came after the court requested that they continue to deliberate. The court then declared a mistrial.
In November 1982 defendant's second trial began before a different trial judge and jury. The State relied upon the same fact witnesses, and their testimony was substantially identical to the first trial. The only noteworthy differences between the two trials were an automobile demonstration of the alleged kidnapping conducted by defense counsel and that the defendant called different character witnesses in his second trial. The jury deliberations in this trial lasted approximately one full day. At one point the jury informed the court of a deadlock; the court instructed the jury to continue deliberating. It soon became apparent that this jury was also hopelessly deadlocked. Another mistrial was declared.
Excluding the relatively minor differences in the defense's case, the trials were virtual duplicates of each other. The State and the defendant were represented by the same attorneys in both trials. No demonstrative evidence presented in either trial definitely corroborated either the State's or the defendant's version of the events. Thus, the jury's determination of guilt vel non in each case depended on its evaluation of the credibility of the complainant and defendant on the issue of consent to both asportation and intercourse.
After the second mistrial, Abbati moved for dismissal of the indictment with prejudice. The State argued that the trial court had no power to dismiss an indictment, absent a constitutional violation of the defendant's rights, unless explicitly authorized by statute or court rule, and that there was no such authority in New Jersey. The trial court granted defendant's motion and dismissed the indictment. Relying on State v. Moriwake, 65 Hawaii 47, 647 P. 2d 705 (1982), the court determined that a trial court has inherent power to dismiss an indictment, and that after two juries had been unable to reach a verdict, it was appropriate under the circumstances for the
court that had presided over the second trial to exercise that power.

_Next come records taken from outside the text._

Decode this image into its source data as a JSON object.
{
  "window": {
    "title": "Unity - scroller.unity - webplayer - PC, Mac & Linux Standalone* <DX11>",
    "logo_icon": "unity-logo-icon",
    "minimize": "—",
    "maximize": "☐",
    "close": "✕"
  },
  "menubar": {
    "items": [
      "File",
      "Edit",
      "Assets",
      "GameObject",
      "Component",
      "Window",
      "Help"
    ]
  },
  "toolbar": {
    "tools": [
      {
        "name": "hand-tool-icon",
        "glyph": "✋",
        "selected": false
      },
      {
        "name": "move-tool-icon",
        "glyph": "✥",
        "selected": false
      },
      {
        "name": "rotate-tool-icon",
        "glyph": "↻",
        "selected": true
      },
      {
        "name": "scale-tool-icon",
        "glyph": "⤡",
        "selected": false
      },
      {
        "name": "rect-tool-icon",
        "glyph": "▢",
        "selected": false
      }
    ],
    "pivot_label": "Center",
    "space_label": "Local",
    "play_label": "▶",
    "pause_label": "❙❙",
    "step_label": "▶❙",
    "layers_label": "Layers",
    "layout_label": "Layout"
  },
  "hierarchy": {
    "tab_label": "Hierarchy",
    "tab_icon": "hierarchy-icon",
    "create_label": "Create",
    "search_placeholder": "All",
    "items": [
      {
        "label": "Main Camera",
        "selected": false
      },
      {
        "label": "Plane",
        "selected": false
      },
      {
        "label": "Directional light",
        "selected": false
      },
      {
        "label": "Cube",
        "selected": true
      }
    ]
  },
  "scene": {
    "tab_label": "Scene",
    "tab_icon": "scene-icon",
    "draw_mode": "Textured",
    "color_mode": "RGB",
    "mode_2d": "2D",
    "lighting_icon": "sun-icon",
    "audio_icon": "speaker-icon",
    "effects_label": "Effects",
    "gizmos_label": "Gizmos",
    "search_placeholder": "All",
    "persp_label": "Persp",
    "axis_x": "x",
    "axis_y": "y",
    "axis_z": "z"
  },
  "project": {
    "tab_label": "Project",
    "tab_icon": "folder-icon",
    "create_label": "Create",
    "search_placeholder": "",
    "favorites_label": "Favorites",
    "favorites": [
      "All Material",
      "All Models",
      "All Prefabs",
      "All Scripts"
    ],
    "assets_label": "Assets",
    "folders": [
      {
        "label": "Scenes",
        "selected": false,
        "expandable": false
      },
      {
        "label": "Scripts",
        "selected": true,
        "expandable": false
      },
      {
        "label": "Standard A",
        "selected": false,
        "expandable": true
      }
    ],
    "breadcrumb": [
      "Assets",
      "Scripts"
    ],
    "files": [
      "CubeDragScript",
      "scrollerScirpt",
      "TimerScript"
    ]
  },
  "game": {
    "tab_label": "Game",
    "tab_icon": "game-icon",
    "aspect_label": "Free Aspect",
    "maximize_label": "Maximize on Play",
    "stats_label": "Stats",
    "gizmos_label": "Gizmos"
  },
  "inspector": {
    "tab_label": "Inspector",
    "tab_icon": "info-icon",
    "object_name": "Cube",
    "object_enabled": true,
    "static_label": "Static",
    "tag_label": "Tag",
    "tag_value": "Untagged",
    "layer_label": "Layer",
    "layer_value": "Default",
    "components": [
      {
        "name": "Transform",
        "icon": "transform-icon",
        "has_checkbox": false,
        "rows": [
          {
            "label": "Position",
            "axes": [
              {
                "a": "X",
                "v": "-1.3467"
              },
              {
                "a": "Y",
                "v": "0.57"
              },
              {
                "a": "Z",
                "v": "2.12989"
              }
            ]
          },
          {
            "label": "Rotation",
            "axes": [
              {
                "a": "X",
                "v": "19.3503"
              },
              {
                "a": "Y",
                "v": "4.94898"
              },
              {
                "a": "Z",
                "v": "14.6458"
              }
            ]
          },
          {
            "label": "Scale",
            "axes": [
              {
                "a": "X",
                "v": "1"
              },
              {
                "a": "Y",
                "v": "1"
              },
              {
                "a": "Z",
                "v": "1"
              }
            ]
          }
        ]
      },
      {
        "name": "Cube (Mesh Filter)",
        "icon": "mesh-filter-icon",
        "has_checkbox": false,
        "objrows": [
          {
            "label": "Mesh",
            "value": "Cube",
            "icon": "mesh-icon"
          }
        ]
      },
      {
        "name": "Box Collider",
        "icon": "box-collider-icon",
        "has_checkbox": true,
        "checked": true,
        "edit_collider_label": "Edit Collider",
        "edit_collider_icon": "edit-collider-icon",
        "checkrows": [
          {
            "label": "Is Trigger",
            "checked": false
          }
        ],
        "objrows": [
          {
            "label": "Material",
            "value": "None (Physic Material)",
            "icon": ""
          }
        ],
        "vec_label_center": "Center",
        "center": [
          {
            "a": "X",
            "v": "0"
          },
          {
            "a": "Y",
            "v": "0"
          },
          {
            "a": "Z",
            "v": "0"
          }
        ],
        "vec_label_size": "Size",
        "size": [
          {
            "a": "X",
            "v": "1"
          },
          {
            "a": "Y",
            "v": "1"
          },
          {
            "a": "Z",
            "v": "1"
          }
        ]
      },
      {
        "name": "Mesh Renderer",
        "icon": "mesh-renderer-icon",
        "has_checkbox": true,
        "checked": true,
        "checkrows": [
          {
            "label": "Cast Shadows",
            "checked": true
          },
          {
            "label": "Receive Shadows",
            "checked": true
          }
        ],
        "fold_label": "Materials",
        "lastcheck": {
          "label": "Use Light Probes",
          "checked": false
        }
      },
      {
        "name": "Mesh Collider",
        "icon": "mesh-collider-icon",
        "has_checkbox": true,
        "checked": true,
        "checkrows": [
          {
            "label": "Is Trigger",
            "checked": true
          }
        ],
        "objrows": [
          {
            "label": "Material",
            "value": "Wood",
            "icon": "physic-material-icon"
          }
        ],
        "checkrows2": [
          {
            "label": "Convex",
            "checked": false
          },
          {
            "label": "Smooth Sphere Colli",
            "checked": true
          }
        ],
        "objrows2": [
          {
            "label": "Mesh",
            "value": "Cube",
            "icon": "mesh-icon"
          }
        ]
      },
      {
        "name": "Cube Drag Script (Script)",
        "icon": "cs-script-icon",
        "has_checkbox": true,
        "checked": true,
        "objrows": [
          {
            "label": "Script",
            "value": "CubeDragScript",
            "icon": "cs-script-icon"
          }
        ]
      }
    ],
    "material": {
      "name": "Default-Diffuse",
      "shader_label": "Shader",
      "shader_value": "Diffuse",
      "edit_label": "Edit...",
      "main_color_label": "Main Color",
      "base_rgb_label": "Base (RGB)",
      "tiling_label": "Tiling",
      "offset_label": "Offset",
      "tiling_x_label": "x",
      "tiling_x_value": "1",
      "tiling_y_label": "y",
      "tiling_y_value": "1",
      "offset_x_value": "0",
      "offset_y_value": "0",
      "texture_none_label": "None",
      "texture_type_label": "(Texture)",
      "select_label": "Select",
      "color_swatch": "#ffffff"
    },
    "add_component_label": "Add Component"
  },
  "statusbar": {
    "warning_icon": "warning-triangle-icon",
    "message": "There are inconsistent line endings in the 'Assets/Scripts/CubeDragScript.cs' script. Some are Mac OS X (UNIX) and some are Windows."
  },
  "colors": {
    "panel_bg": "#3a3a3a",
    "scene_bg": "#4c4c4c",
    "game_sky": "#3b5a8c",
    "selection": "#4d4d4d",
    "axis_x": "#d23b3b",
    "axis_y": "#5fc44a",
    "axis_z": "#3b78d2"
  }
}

In a split decision, the Appellate Division reversed, 195 N.J. Super. 218 (1984), and held that although a trial court has inherent power to dismiss an indictment, it may be exercised only when the court finds a "patent and gross abuse of [prosecutorial] discretion . . . ." Id. at 223. The Appellate Division required the trial court to balance the factors favoring and disfavoring dismissal and further found that the trial court gave no apparent deference to the prosecutor's decision to reprosecute. Id. Judge Matthews, dissenting, reasoned that the trial court did not abuse its discretion in dismissing the indictment, and concluded that to allow "retrial ad infinitum provided successive juries cannot agree on a verdict is fundamentally unfair, if not bad organic law." Id. at 226. The case is before the Court on appeal as of right under R. 2:2-1(a)(2). We reverse.
The State asserts that absent statutory authority, a court may dismiss an indictment with prejudice only when the defendant's constitutional rights have been violated. We therefore consider whether constitutional principles, including double jeopardy, due process, and fundamental fairness, constitute a basis for implying judicial authority to dismiss an indictment following several mistrials.
It is, of course, true that a trial court must dismiss an indictment if prosecution would violate the defendant's constitutional rights. See, e.g., Barker v. Wingo, 407 U.S. 514, 92 S. Ct. 2182, 33 L. Ed. 2d 101 (1972); State v. Szima, 70 N.J. 196, cert. den., 429 U.S. 896, 97 S. Ct. 259, 50 L. Ed. 2d 180 (1976) (right to speedy trial); State v. Barnes, 84 N.J. 362 (1980) (freedom from double jeopardy); State v. Sutton, 80 N.J. 110 (1979) (freedom from selective prosecution); State v. Jones, 183 N.J. Super. 172 (App.Div.1982) (right to due process). The double jeopardy
clauses of the federal and state Constitutions, however do not prohibit retrial of a defendant when a prior prosecution for the same offense has ended in mistrial attributable to ...